1) Toronto’s offense can never be taken lightly.
Coming into the series, the Blue Jays had scored 197 runs, putting them in the middle of the pack among all Major League teams and averaging four runs per game. In the two games against Boston, they’ve scored 17 runs.
So an offense that had appeared to be dormant has been woken up thanks to some subpar Red Sox pitching.
It seems like these two teams are very similar and could be in opposite positions just as easily. The Blue Jays are only three behind in the win column (five in the loss), so Boston needs to win David Price’s Sunday start to widen the gap and cut their three-game skid.

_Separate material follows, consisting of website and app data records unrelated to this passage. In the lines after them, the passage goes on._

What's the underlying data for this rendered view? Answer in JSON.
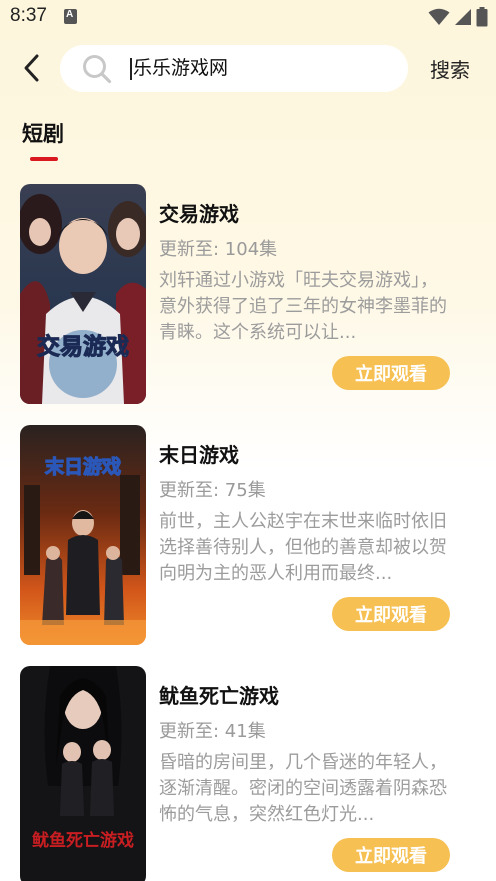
{
  "status_bar": {
    "time": "8:37",
    "icons": [
      "notification-a-icon",
      "wifi-icon",
      "cellular-signal-icon",
      "battery-icon"
    ]
  },
  "header": {
    "back_icon": "chevron-left-icon",
    "search_icon": "search-icon",
    "search_value": "乐乐游戏网",
    "search_button_label": "搜索"
  },
  "tabs": [
    {
      "label": "短剧",
      "active": true
    }
  ],
  "colors": {
    "accent": "#d9181f",
    "button": "#f6c052",
    "muted_text": "#9a9a9a"
  },
  "items": [
    {
      "title": "交易游戏",
      "episodes": "更新至: 104集",
      "description": "刘轩通过小游戏「旺夫交易游戏」，意外获得了追了三年的女神李墨菲的青睐。这个系统可以让...",
      "button_label": "立即观看",
      "cover_text": "交易游戏"
    },
    {
      "title": "末日游戏",
      "episodes": "更新至: 75集",
      "description": "前世，主人公赵宇在末世来临时依旧选择善待别人，但他的善意却被以贺向明为主的恶人利用而最终...",
      "button_label": "立即观看",
      "cover_text": "末日游戏"
    },
    {
      "title": "鱿鱼死亡游戏",
      "episodes": "更新至: 41集",
      "description": "昏暗的房间里，几个昏迷的年轻人，逐渐清醒。密闭的空间透露着阴森恐怖的气息，突然红色灯光...",
      "button_label": "立即观看",
      "cover_text": "鱿鱼死亡游戏"
    }
  ]
}
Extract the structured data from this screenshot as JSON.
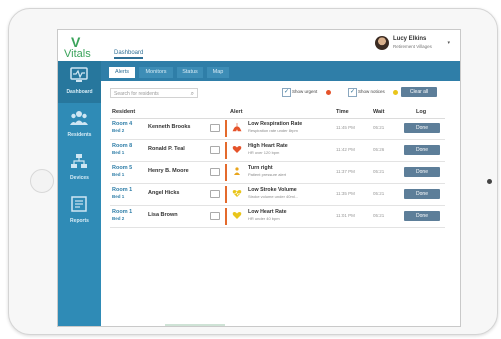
{
  "app": {
    "logo_mark": "V",
    "logo_text": "Vitals",
    "nav_tab": "Dashboard"
  },
  "user": {
    "name": "Lucy Elkins",
    "org": "Retirement Villages"
  },
  "sidebar": {
    "items": [
      {
        "label": "Dashboard",
        "icon": "monitor-icon"
      },
      {
        "label": "Residents",
        "icon": "people-icon"
      },
      {
        "label": "Devices",
        "icon": "network-icon"
      },
      {
        "label": "Reports",
        "icon": "report-icon"
      }
    ]
  },
  "tabs": [
    {
      "label": "Alerts"
    },
    {
      "label": "Monitors"
    },
    {
      "label": "Status"
    },
    {
      "label": "Map"
    }
  ],
  "filters": {
    "search_placeholder": "Search for residents",
    "show_urgent": "Show urgent",
    "show_notices": "Show notices",
    "urgent_color": "#e5532a",
    "notice_color": "#e9c51b",
    "clear_label": "Clear all"
  },
  "table": {
    "headers": {
      "resident": "Resident",
      "alert": "Alert",
      "time": "Time",
      "wait": "Wait",
      "log": "Log"
    },
    "rows": [
      {
        "room": "Room 4",
        "bed": "Bed 2",
        "name": "Kenneth Brooks",
        "alert": "Low Respiration Rate",
        "sub": "Respiration rate under 8rpm",
        "time": "11:45 PM",
        "wait": "05:21",
        "action": "Done",
        "icon_color": "#e5532a"
      },
      {
        "room": "Room 8",
        "bed": "Bed 1",
        "name": "Ronald P. Teal",
        "alert": "High Heart Rate",
        "sub": "HR over 120 bpm",
        "time": "11:42 PM",
        "wait": "05:26",
        "action": "Done",
        "icon_color": "#e5532a"
      },
      {
        "room": "Room 5",
        "bed": "Bed 1",
        "name": "Henry B. Moore",
        "alert": "Turn right",
        "sub": "Patient pressure alert",
        "time": "11:37 PM",
        "wait": "05:21",
        "action": "Done",
        "icon_color": "#e9a51b"
      },
      {
        "room": "Room 1",
        "bed": "Bed 1",
        "name": "Angel Hicks",
        "alert": "Low Stroke Volume",
        "sub": "Stroke volume under 40ml...",
        "time": "11:35 PM",
        "wait": "05:21",
        "action": "Done",
        "icon_color": "#e9c51b"
      },
      {
        "room": "Room 1",
        "bed": "Bed 2",
        "name": "Lisa Brown",
        "alert": "Low Heart Rate",
        "sub": "HR under 40 bpm",
        "time": "11:01 PM",
        "wait": "05:21",
        "action": "Done",
        "icon_color": "#e9c51b"
      }
    ]
  }
}
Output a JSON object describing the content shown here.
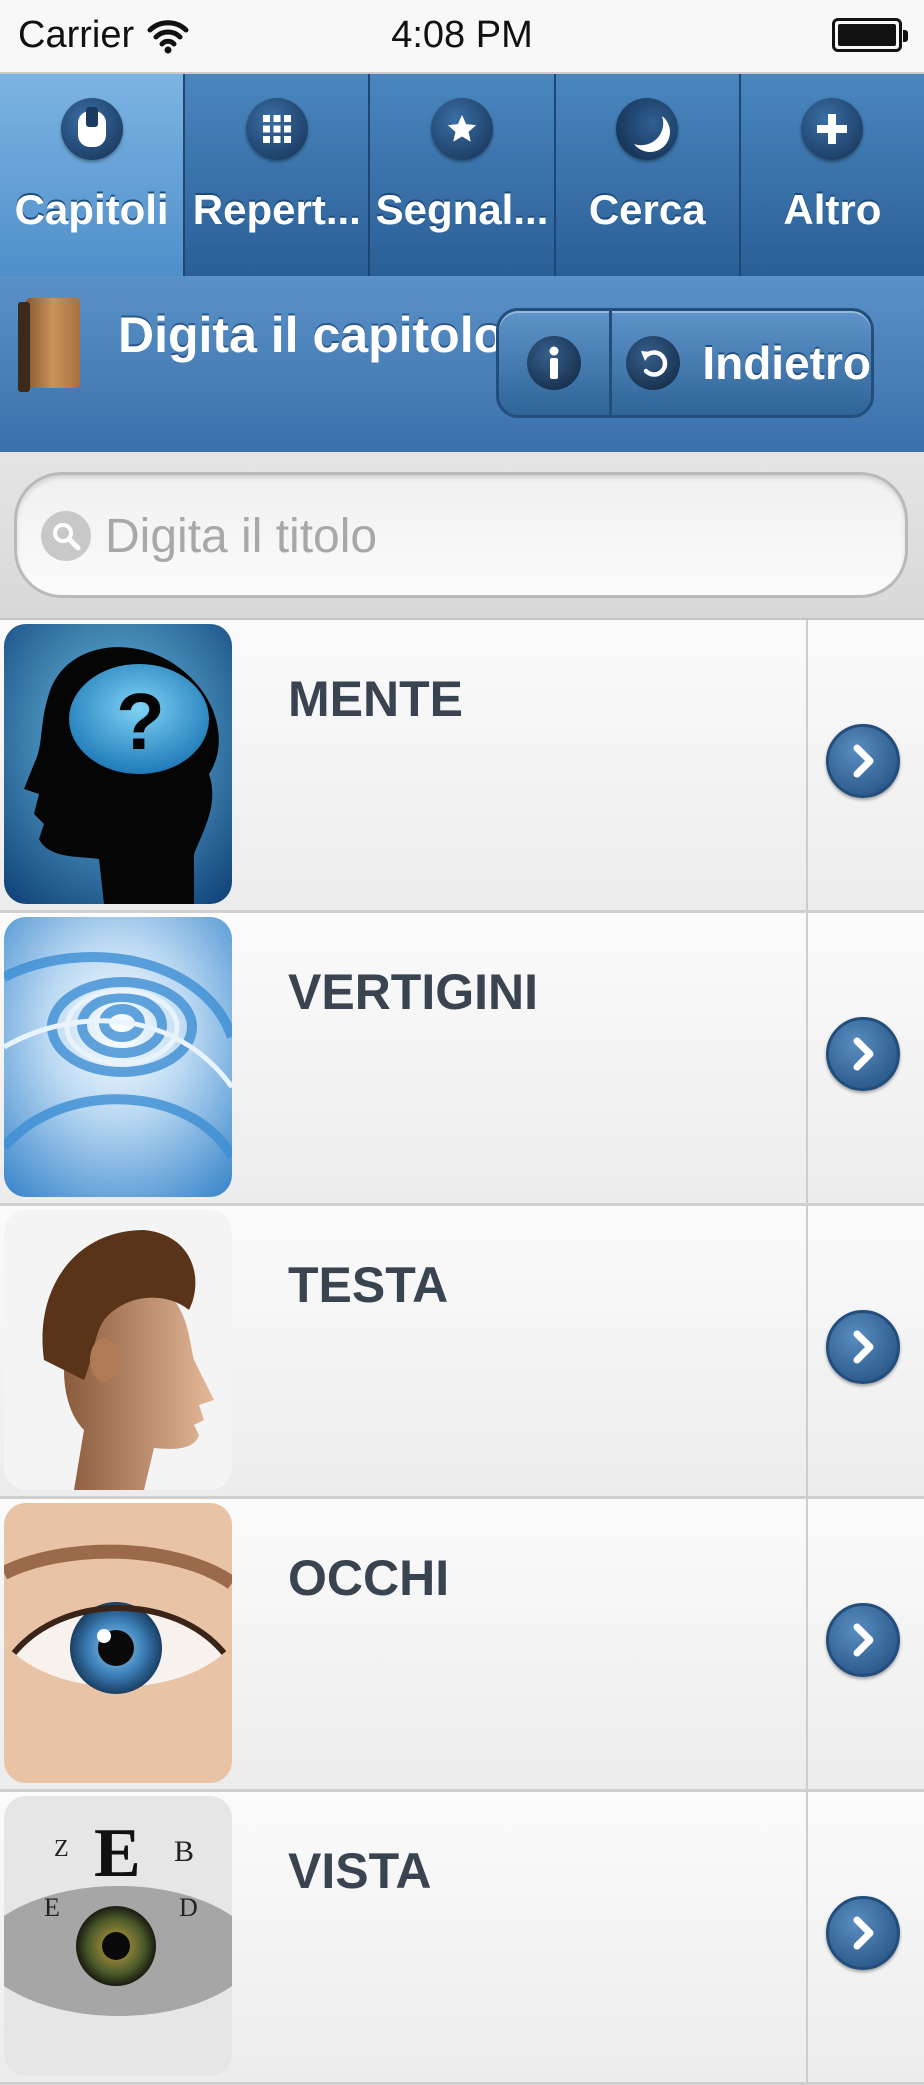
{
  "status_bar": {
    "carrier": "Carrier",
    "time": "4:08 PM"
  },
  "tabs": [
    {
      "label": "Capitoli",
      "icon": "chapters-icon",
      "active": true
    },
    {
      "label": "Repert...",
      "icon": "grid-icon",
      "active": false
    },
    {
      "label": "Segnal...",
      "icon": "star-icon",
      "active": false
    },
    {
      "label": "Cerca",
      "icon": "moon-icon",
      "active": false
    },
    {
      "label": "Altro",
      "icon": "plus-icon",
      "active": false
    }
  ],
  "header": {
    "title": "Digita il capitolo",
    "info_icon": "info-icon",
    "back_label": "Indietro"
  },
  "search": {
    "placeholder": "Digita il titolo",
    "value": ""
  },
  "list": {
    "items": [
      {
        "title": "MENTE",
        "image": "head-question-mark-image"
      },
      {
        "title": "VERTIGINI",
        "image": "blue-spiral-image"
      },
      {
        "title": "TESTA",
        "image": "head-profile-image"
      },
      {
        "title": "OCCHI",
        "image": "eye-image"
      },
      {
        "title": "VISTA",
        "image": "eye-chart-image"
      }
    ]
  },
  "colors": {
    "accent": "#3a71aa",
    "tab_active": "#6aa4d8",
    "title_text": "#3a4450"
  }
}
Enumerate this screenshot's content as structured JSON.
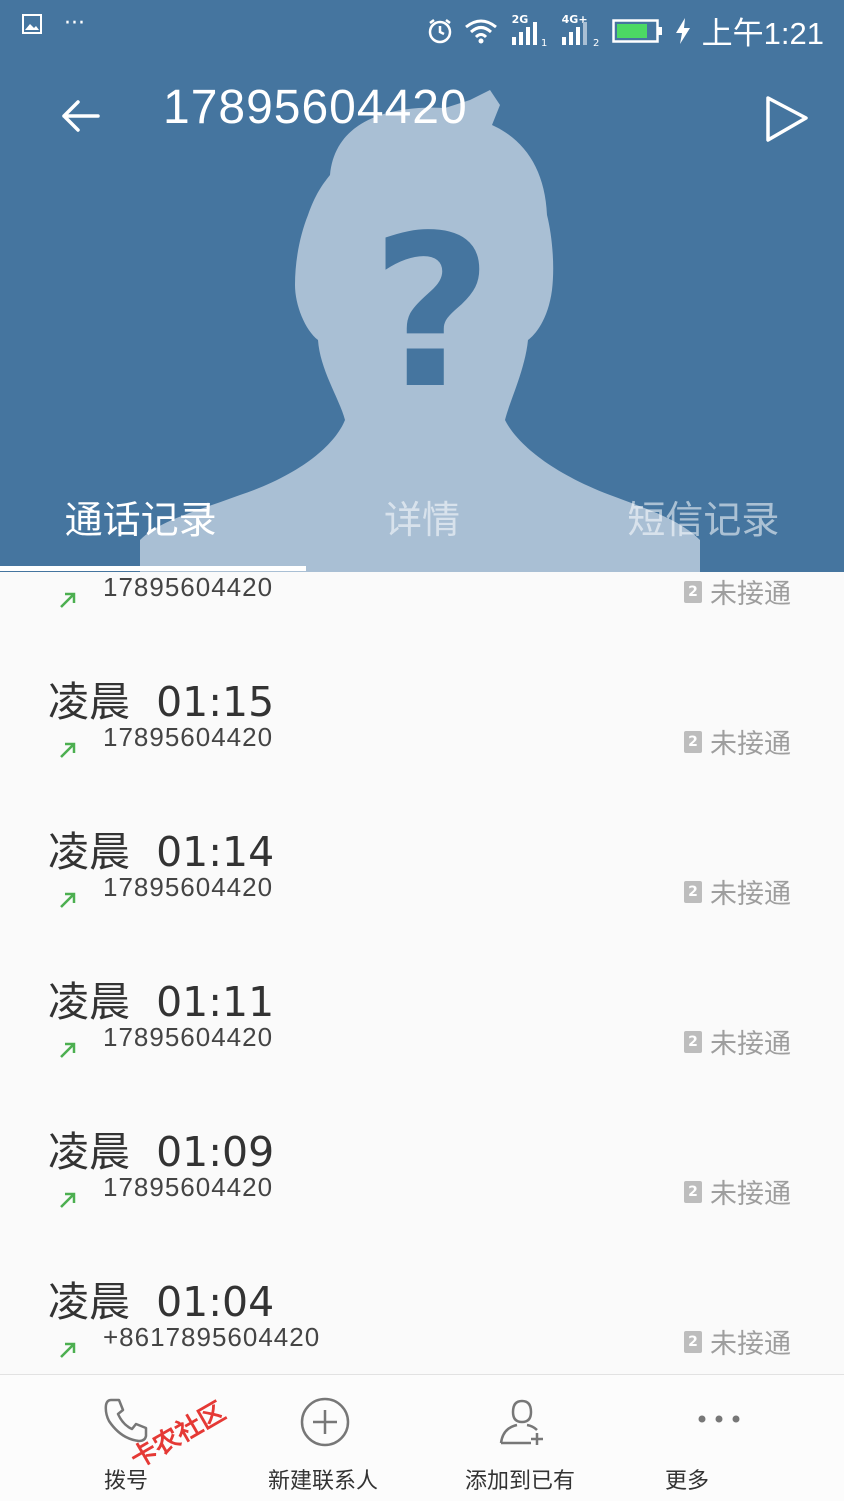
{
  "status_bar": {
    "time": "上午1:21",
    "sim1_network": "2G",
    "sim2_network": "4G+"
  },
  "header": {
    "title": "17895604420"
  },
  "tabs": [
    {
      "label": "通话记录"
    },
    {
      "label": "详情"
    },
    {
      "label": "短信记录"
    }
  ],
  "calls": [
    {
      "time": "",
      "number": "17895604420",
      "status": "未接通",
      "sim": "2"
    },
    {
      "time": "凌晨  01:15",
      "number": "17895604420",
      "status": "未接通",
      "sim": "2"
    },
    {
      "time": "凌晨  01:14",
      "number": "17895604420",
      "status": "未接通",
      "sim": "2"
    },
    {
      "time": "凌晨  01:11",
      "number": "17895604420",
      "status": "未接通",
      "sim": "2"
    },
    {
      "time": "凌晨  01:09",
      "number": "17895604420",
      "status": "未接通",
      "sim": "2"
    },
    {
      "time": "凌晨  01:04",
      "number": "+8617895604420",
      "status": "未接通",
      "sim": "2"
    }
  ],
  "bottom_bar": {
    "dial": "拨号",
    "new_contact": "新建联系人",
    "add_existing": "添加到已有",
    "more": "更多"
  },
  "watermark": "卡农社区",
  "colors": {
    "header_bg": "#45759f",
    "silhouette": "#a9bfd4",
    "outgoing_arrow": "#4caf50",
    "status_gray": "#9e9e9e"
  }
}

2) Craig Kimbrel is only effective for so long.
Boston’s closer wasn’t giving excuses following Saturday’s game -- and this isn’t one either.
Saturday’s 39-pitch performance wasn’t just his season-high, but his career high in pitches.
This not only resulted in a drop in Kimbrel’s velocity, but it exposed flaws in the Red Sox’ pen. Kimbrel is truly a one-inning guy, so if Junichi Tazawa and Koji Uehara can’t get him the ball, he’s useless.
And it seems like Uehara won’t be used on back-to-back days frequently in the near future, so Boston won’t be able to use Tazawa in a seventh inning role with much consistency.
Somewhere along the way Dave Dombrowski will need to find another reliever for the back-end of the bullpen.
3) Offense can only take a team so far.
Both teams had big offensive days, in large part because pitchers from both sides made a lot of mistakes -- but they still took advantage of them.
Had the Red Sox been the home team in this contest, there’s no reason to believe they wouldn’t have won -- just based on the progression of the game and ignoring any statistical splits.
If the Red Sox are serious about making the postseason, they need pitching to pick up the slack once in a while. Because when they hit the road late in the year, games like will slip away when quality pitching is lacking.